“Poor thing. She never hurt a soul. What beasts they are.”

“Breast Cancer Has No Face”

Today marks two years since my younger sister’s passing due to cancer.  It’s not easier, as some assured me it would be.  Every day I think about her. Every day I fight tears and nail-spitting anger.  Every day I remind myself that this life is not all, that I have a “hope burning in my heart” to be reunited with my sister and other loved ones some day.

Last weekend, I did a bit of organizing and finally emptied some boxes of “nonessentials” from our move two and a half years ago.  As I emptied a box, here and there, I stumbled across something connected to my sister: an essay she wrote and sent for my review before submitting; a recipe for a smoothie she shared because I don’t like eating breakfast; an old journal with the plans we made for the book we were going to write together about her experiences; a prayer written in tears, pleading for her healing.

I found wrapped in lots of tissue the extras of the beautiful sun catchers she made for a women’s group I coordinated.  She’d made a similar one for all of us sisters for Christmas one year and since I liked it so much, she volunteered to make some for the group.

There is always something in a box or in a book or even on my cellphone or saved to my hard drive…these beautiful reminders of her life on earth.

There’s this precious angel saved in a text message.

IMG_2841

She sent this to me the night after she read my blog post that championed her “fighting like a girl” against the cancer monster.  She made the angel for a bulletin board in her middle school classroom, probably for Breast Cancer Awareness Month.  In the 10-25-12 text message she wrote, “My angel is missing her halo.” For me the missing halo has become a metaphor for Karlette as she walked this earth.  She was indeed an angel without a halo to many through her many selfless acts.

In her message she also wrote the title of this piece, “Breast Cancer Has No Face”–her socio-political statement about a disease that has no boundaries, no consideration for a person’s name, income, or status, and certainly no cure.
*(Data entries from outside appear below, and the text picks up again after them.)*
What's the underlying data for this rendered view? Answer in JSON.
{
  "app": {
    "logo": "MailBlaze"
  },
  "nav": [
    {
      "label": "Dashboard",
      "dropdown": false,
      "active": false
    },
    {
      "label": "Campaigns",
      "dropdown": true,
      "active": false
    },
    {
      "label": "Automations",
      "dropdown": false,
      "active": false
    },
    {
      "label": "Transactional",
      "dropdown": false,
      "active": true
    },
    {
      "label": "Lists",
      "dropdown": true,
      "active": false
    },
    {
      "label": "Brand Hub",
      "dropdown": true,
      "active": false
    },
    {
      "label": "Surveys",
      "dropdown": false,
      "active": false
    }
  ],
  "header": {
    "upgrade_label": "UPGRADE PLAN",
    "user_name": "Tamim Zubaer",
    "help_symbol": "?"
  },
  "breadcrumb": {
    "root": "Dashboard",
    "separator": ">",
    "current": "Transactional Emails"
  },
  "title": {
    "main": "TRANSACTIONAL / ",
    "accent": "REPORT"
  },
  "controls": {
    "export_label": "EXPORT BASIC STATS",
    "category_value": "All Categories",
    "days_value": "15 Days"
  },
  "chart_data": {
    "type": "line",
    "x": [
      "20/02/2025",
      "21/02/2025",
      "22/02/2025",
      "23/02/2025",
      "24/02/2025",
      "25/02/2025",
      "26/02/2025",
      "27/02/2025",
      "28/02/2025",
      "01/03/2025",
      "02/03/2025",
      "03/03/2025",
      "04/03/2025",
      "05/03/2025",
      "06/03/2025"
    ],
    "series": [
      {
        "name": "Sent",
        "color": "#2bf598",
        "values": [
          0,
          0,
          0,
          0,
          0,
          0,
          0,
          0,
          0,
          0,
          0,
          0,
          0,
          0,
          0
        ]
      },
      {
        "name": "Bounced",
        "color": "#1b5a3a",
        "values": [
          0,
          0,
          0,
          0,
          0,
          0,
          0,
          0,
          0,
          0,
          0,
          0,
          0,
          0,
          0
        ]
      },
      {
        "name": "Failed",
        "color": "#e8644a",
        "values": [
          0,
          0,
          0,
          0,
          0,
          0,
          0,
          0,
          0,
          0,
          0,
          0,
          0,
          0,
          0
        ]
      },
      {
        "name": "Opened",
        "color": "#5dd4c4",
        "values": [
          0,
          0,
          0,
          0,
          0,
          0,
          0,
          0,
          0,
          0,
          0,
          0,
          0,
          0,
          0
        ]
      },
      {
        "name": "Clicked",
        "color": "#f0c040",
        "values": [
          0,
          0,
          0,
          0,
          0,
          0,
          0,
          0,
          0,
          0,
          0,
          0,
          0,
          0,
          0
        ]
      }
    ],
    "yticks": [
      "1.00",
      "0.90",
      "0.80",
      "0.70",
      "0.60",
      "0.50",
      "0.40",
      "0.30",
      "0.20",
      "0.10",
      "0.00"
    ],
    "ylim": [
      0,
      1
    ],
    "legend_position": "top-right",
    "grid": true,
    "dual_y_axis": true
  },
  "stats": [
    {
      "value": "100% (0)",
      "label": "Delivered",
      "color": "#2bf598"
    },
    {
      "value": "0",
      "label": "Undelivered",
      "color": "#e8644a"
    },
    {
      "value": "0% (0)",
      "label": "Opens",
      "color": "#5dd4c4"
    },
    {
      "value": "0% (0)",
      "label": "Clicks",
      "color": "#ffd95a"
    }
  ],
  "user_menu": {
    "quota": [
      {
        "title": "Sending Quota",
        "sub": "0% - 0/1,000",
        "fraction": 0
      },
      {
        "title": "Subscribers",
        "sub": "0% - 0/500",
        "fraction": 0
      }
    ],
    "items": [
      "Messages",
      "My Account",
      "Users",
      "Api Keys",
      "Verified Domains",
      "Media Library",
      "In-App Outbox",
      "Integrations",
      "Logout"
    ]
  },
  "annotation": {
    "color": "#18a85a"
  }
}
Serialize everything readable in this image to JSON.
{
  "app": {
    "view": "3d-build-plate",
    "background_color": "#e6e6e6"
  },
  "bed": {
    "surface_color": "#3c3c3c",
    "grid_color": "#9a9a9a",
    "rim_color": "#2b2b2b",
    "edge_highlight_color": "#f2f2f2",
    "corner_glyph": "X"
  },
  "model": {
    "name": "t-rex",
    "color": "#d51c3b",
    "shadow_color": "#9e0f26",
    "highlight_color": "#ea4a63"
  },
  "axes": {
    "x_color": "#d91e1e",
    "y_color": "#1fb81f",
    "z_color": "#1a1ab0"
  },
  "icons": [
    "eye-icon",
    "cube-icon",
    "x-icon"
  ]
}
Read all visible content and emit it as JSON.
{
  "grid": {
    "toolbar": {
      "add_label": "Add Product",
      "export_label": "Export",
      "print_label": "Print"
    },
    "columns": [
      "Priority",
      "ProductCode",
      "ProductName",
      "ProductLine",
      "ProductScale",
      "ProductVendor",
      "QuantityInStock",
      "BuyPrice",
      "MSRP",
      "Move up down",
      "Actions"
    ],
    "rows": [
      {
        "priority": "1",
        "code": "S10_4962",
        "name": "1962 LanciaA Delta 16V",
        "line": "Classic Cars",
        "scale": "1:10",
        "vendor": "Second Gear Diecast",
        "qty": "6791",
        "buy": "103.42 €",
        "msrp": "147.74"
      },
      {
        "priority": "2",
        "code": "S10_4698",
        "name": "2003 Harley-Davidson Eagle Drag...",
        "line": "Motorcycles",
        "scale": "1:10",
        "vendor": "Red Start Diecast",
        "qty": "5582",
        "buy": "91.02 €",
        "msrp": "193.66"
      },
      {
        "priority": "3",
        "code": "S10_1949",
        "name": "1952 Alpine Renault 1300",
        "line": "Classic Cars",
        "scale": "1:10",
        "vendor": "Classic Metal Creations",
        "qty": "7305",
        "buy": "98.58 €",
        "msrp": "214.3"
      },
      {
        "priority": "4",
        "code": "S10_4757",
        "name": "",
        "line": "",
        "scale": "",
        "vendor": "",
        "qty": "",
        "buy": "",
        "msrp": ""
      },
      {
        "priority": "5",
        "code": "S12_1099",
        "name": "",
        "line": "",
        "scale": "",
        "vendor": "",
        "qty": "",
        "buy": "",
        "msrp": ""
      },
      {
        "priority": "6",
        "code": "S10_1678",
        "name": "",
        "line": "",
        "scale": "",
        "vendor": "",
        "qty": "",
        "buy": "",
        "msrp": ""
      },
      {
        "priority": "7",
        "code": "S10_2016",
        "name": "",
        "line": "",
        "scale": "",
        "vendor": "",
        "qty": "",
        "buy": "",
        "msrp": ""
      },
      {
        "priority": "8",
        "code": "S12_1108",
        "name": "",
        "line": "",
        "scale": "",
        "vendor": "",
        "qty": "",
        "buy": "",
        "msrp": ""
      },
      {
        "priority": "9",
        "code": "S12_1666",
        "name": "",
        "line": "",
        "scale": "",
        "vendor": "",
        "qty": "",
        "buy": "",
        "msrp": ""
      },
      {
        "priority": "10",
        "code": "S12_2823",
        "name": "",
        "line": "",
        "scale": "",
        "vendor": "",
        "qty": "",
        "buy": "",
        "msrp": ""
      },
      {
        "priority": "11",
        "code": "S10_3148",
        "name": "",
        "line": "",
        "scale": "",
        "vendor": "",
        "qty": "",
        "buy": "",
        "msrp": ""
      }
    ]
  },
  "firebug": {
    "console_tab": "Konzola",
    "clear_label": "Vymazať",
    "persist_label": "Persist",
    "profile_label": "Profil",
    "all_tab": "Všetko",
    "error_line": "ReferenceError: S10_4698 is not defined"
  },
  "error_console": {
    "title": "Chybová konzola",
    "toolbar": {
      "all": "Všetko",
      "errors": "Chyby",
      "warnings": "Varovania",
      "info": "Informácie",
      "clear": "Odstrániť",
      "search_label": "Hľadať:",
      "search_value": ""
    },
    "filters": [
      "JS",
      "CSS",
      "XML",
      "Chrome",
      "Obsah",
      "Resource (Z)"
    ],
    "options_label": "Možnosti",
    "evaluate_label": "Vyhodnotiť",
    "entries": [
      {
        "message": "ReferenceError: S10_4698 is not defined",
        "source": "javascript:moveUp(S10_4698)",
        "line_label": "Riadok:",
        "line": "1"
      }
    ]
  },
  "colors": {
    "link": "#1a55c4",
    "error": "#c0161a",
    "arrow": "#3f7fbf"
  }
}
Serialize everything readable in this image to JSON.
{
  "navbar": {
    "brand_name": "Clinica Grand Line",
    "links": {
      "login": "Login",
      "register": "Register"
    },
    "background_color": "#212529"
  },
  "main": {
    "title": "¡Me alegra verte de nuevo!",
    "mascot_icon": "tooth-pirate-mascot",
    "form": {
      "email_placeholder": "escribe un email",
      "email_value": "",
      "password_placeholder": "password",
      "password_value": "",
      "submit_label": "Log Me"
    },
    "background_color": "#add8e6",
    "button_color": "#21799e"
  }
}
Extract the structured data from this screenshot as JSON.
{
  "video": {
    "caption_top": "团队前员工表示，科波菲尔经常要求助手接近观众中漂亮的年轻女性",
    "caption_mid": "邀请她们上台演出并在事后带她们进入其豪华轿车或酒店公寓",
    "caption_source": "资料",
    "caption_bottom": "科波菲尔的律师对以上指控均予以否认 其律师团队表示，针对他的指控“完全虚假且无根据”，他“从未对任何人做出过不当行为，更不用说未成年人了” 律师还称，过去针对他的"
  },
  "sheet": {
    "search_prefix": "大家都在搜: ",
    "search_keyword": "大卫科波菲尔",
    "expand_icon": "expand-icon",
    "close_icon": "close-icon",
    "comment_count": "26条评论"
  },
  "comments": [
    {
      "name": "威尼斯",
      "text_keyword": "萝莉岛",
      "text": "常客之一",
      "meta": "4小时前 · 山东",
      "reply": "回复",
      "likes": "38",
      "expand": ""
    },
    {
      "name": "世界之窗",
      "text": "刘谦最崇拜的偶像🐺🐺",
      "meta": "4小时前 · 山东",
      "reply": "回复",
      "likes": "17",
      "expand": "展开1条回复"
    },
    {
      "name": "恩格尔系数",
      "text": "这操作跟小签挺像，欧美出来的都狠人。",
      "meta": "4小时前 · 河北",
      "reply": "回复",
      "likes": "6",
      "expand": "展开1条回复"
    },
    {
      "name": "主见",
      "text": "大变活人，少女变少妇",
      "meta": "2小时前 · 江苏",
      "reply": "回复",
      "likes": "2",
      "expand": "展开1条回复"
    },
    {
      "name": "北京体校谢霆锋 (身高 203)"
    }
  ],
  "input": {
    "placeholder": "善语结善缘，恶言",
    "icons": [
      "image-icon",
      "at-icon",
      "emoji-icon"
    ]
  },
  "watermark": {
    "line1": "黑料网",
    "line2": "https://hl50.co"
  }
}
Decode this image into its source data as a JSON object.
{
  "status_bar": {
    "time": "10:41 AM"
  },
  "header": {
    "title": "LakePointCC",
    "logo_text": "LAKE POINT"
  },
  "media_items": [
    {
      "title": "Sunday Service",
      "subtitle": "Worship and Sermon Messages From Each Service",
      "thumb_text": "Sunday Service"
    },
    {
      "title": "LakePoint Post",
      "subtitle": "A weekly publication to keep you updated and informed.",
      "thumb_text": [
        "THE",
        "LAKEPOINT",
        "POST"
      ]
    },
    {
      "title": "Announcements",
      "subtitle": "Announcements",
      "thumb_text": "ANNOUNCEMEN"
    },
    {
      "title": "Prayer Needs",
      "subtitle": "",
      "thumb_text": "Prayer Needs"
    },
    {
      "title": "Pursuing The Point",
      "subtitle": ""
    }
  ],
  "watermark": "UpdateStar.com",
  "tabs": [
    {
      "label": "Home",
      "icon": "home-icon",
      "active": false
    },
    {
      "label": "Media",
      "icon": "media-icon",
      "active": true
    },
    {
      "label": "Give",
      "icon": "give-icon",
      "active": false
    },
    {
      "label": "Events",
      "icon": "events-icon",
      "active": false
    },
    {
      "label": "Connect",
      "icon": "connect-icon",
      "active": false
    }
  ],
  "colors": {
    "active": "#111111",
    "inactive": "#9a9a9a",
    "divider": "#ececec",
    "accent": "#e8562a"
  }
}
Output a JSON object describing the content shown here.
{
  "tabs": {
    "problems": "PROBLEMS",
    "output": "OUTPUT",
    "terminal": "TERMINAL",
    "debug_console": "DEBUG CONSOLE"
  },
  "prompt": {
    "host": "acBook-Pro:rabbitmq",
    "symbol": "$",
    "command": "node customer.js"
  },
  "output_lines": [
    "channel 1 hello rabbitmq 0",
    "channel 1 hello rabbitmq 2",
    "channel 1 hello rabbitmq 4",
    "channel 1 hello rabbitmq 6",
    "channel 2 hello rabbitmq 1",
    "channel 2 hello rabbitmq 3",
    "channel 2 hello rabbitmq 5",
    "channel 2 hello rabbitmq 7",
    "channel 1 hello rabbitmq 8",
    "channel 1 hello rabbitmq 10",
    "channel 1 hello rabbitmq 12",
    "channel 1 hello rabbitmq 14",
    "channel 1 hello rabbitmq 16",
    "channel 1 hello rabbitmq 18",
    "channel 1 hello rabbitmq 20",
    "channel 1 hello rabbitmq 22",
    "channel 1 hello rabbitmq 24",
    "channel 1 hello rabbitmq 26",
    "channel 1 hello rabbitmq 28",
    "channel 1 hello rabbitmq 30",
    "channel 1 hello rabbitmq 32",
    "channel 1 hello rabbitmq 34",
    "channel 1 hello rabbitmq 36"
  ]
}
For me, its face is very real and it bears the eyes of my sister.